Bach, E. A., et al. (1995). “Ligand-induced autoregulation of IFN-gamma receptor beta chain expression in T helper cell subsets.” Science 270(5239): 1215-1218. PubMed

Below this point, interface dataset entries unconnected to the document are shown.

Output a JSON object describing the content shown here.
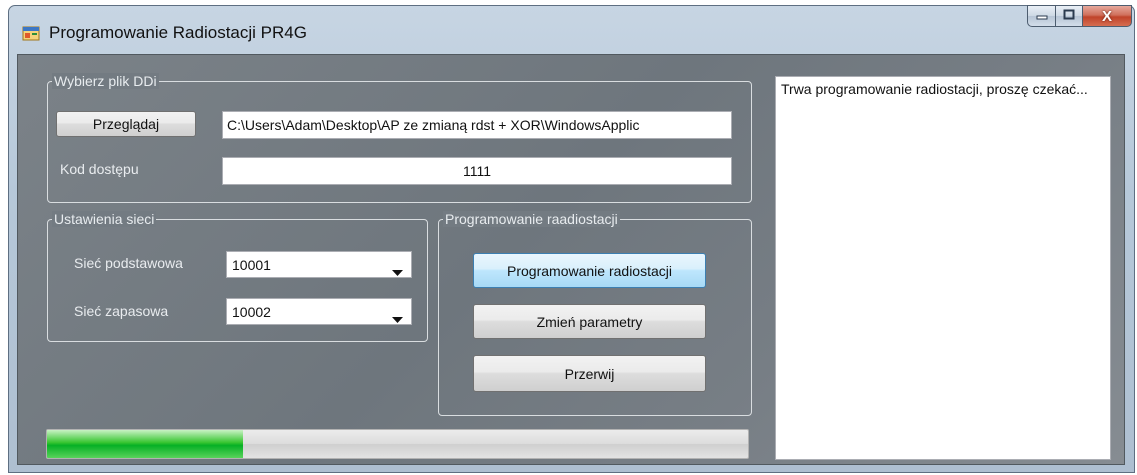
{
  "window": {
    "title": "Programowanie Radiostacji PR4G",
    "icon": "app-window-icon",
    "minimize_icon": "minimize-icon",
    "maximize_icon": "maximize-icon",
    "close_icon": "close-icon",
    "close_glyph": "X"
  },
  "file_group": {
    "legend": "Wybierz plik DDi",
    "browse_label": "Przeglądaj",
    "file_path": "C:\\Users\\Adam\\Desktop\\AP ze zmianą rdst + XOR\\WindowsApplic",
    "access_code_label": "Kod dostępu",
    "access_code_value": "1111"
  },
  "network_group": {
    "legend": "Ustawienia sieci",
    "primary_label": "Sieć podstawowa",
    "primary_value": "10001",
    "backup_label": "Sieć zapasowa",
    "backup_value": "10002"
  },
  "programming_group": {
    "legend": "Programowanie raadiostacji",
    "program_button": "Programowanie radiostacji",
    "change_params_button": "Zmień parametry",
    "abort_button": "Przerwij"
  },
  "progress": {
    "fraction": 0.28,
    "color": "#06b025"
  },
  "log": {
    "text": "Trwa programowanie radiostacji, proszę czekać..."
  }
}
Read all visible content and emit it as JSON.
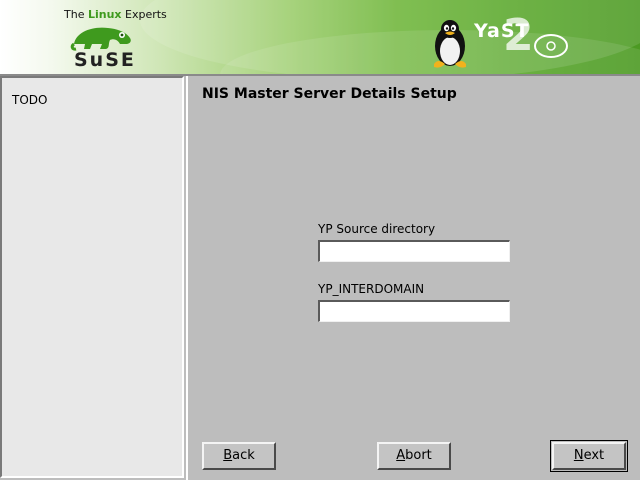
{
  "header": {
    "tagline_prefix": "The ",
    "tagline_highlight": "Linux",
    "tagline_suffix": " Experts",
    "brand_wordmark": "SuSE",
    "product_wordmark": "YaST",
    "product_version_mark": "2",
    "icons": [
      "chameleon-logo",
      "tux-penguin-logo",
      "yast2-badge"
    ],
    "colors": {
      "banner_green": "#5aa82c",
      "highlight_green": "#3f9a1e"
    }
  },
  "help": {
    "text": "TODO"
  },
  "dialog": {
    "title": "NIS Master Server Details Setup",
    "fields": [
      {
        "label": "YP Source directory",
        "value": ""
      },
      {
        "label": "YP_INTERDOMAIN",
        "value": ""
      }
    ]
  },
  "buttons": {
    "back": {
      "mnemonic": "B",
      "rest": "ack"
    },
    "abort": {
      "mnemonic": "A",
      "rest": "bort"
    },
    "next": {
      "mnemonic": "N",
      "rest": "ext"
    }
  }
}
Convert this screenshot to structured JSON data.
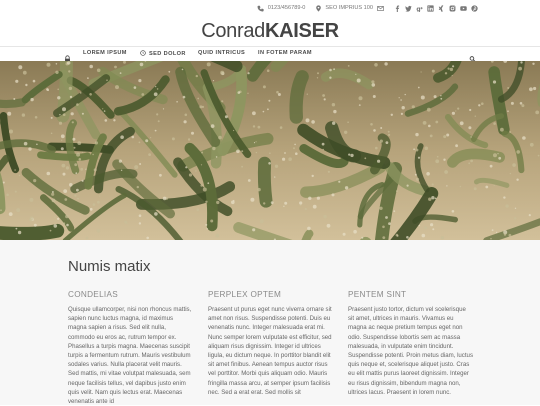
{
  "topbar": {
    "phone": "0123/456789-0",
    "address": "SEO IMPRIUS 100",
    "icons": [
      "phone-icon",
      "location-icon",
      "mail-icon",
      "facebook-icon",
      "twitter-icon",
      "google-plus-icon",
      "linkedin-icon",
      "xing-icon",
      "instagram-icon",
      "youtube-icon",
      "pinterest-icon"
    ]
  },
  "logo": {
    "part1": "Conrad",
    "part2": "KAISER"
  },
  "nav": {
    "items": [
      {
        "label": "LOREM IPSUM"
      },
      {
        "label": "SED DOLOR"
      },
      {
        "label": "QUID INTRICUS"
      },
      {
        "label": "IN FOTEM PARAM"
      }
    ]
  },
  "hero": {
    "image": "cactus-photo"
  },
  "section": {
    "title": "Numis matix",
    "columns": [
      {
        "heading": "CONDELIAS",
        "text": "Quisque ullamcorper, nisi non rhoncus mattis, sapien nunc luctus magna, id maximus magna sapien a risus. Sed elit nulla, commodo eu eros ac, rutrum tempor ex. Phasellus a turpis magna. Maecenas suscipit turpis a fermentum rutrum. Mauris vestibulum sodales varius. Nulla placerat velit mauris. Sed mattis, mi vitae volutpat malesuada, sem neque facilisis tellus, vel dapibus justo enim quis velit. Nam quis lectus erat. Maecenas venenatis ante id"
      },
      {
        "heading": "PERPLEX OPTEM",
        "text": "Praesent ut purus eget nunc viverra ornare sit amet non risus. Suspendisse potenti. Duis eu venenatis nunc. Integer malesuada erat mi. Nunc semper lorem vulputate est efficitur, sed aliquam risus dignissim. Integer id ultrices ligula, eu dictum neque. In porttitor blandit elit sit amet finibus. Aenean tempus auctor risus vel porttitor. Morbi quis aliquam odio. Mauris fringilla massa arcu, at semper ipsum facilisis nec. Sed a erat erat. Sed mollis sit"
      },
      {
        "heading": "PENTEM SINT",
        "text": "Praesent justo tortor, dictum vel scelerisque sit amet, ultrices in mauris. Vivamus eu magna ac neque pretium tempus eget non odio. Suspendisse lobortis sem ac massa malesuada, in vulputate enim tincidunt. Suspendisse potenti. Proin metus diam, luctus quis neque et, scelerisque aliquet justo. Cras eu elit mattis purus laoreet dignissim. Integer eu risus dignissim, bibendum magna non, ultrices lacus. Praesent in lorem nunc."
      }
    ]
  },
  "colors": {
    "accent": "#444444",
    "grey_bg": "#f7f7f7"
  }
}
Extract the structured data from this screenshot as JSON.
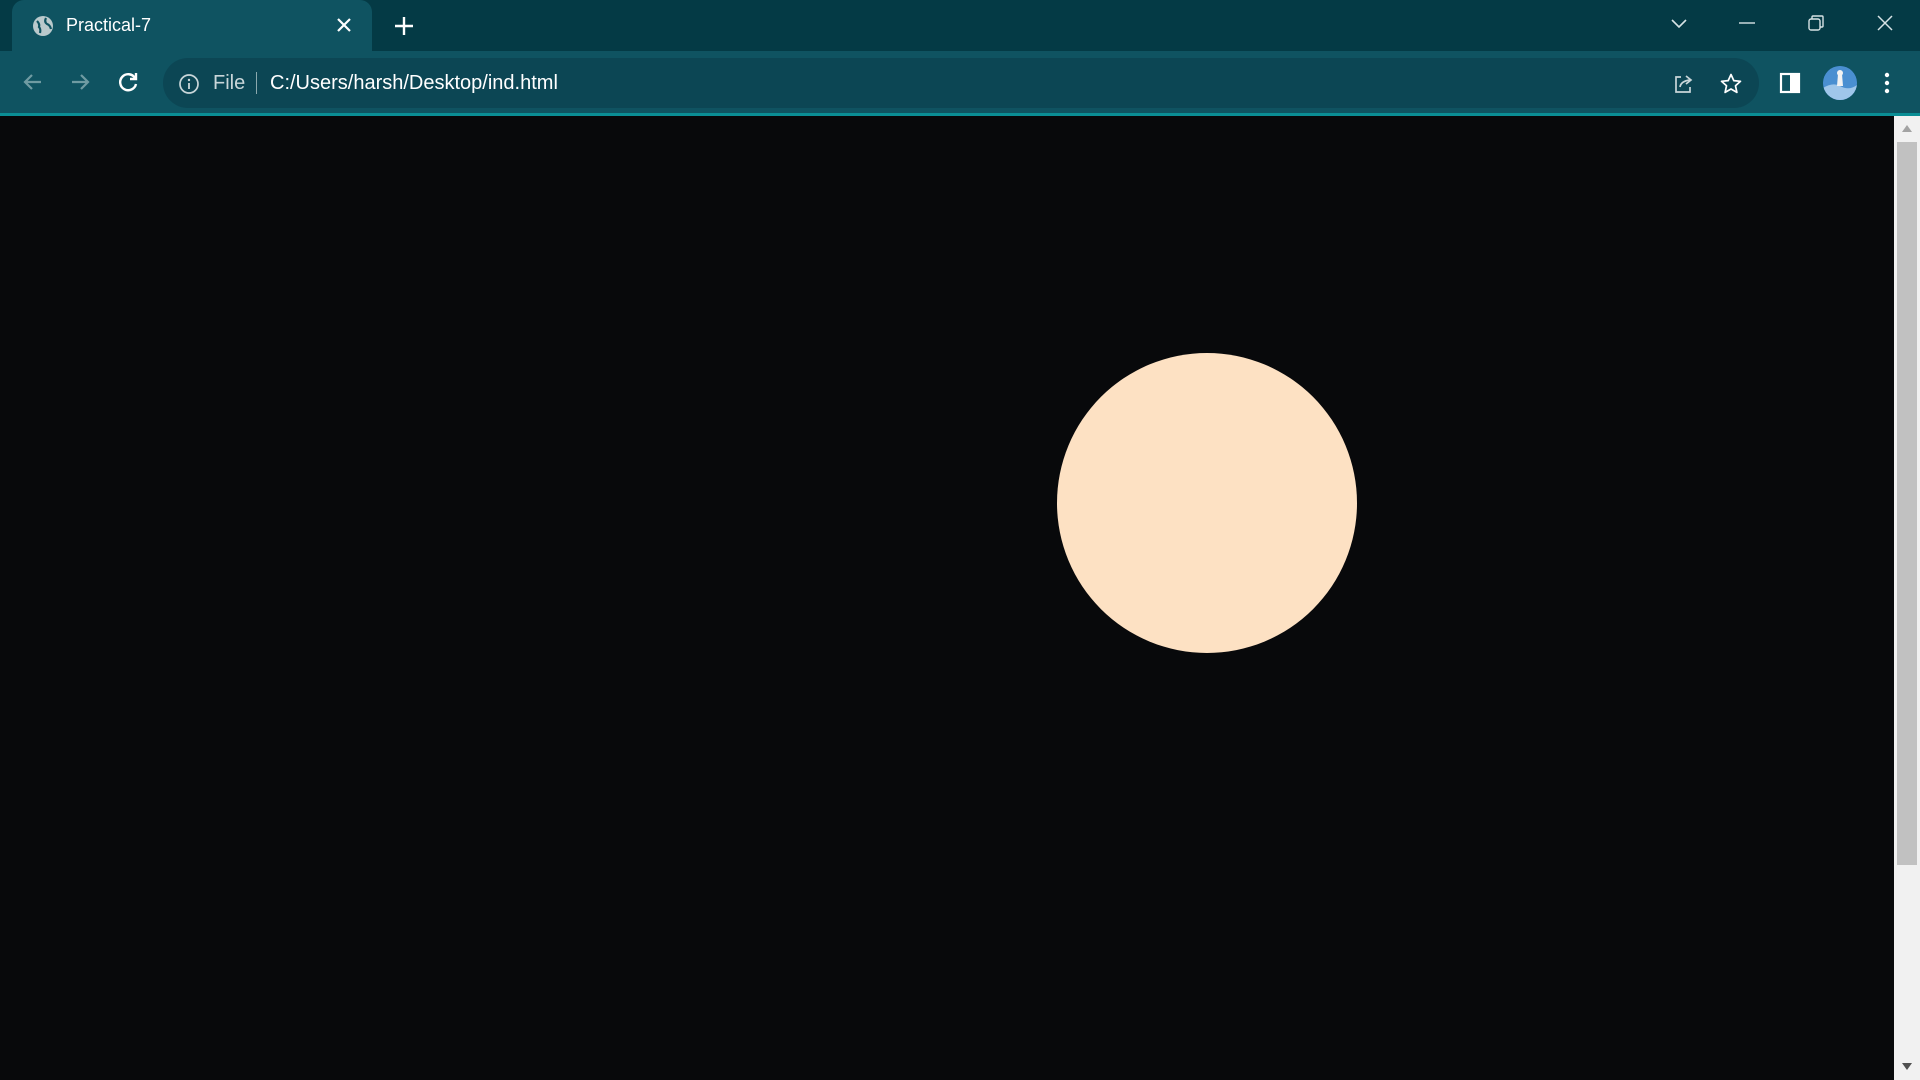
{
  "browser": {
    "tab": {
      "title": "Practical-7"
    },
    "omnibox": {
      "scheme_label": "File",
      "url": "C:/Users/harsh/Desktop/ind.html"
    },
    "colors": {
      "titlebar": "#043a45",
      "toolbar": "#0f5361",
      "accent": "#0a8e95"
    }
  },
  "page": {
    "background": "#08090b",
    "circle": {
      "color": "#fde1c3"
    }
  },
  "icons": {
    "tab_favicon": "globe-icon",
    "tab_close": "close-icon",
    "new_tab": "plus-icon",
    "tab_search": "chevron-down-icon",
    "minimize": "minimize-icon",
    "restore": "restore-icon",
    "close_window": "close-icon",
    "back": "arrow-left-icon",
    "forward": "arrow-right-icon",
    "reload": "reload-icon",
    "site_info": "info-icon",
    "share": "share-icon",
    "bookmark": "star-icon",
    "side_panel": "side-panel-icon",
    "profile": "avatar",
    "menu": "kebab-menu-icon"
  }
}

Interferon gamma (IFN-gamma) responsiveness in certain cells depends on the state of cellular differentiation or activation. Here an in vitro developmental system was used to show that IFN-gamma produced during generation of the CD4+ T helper cell type 1 (TH1) subset extinguishes expression of the IFN-gamma receptor beta subunit, resulting in TH1 cells that are unresponsive to IFN-gamma. This beta chain loss also occurred in IFN-gamma-treated TH2 cells and thus represents a specific response of CD4+ T cells to IFN-gamma rather than a TH1-specific differentiation event. These results define a mechanism of cellular desensitization where a cytokine down-regulates expression of a receptor subunit required primarily for signaling and not ligand binding.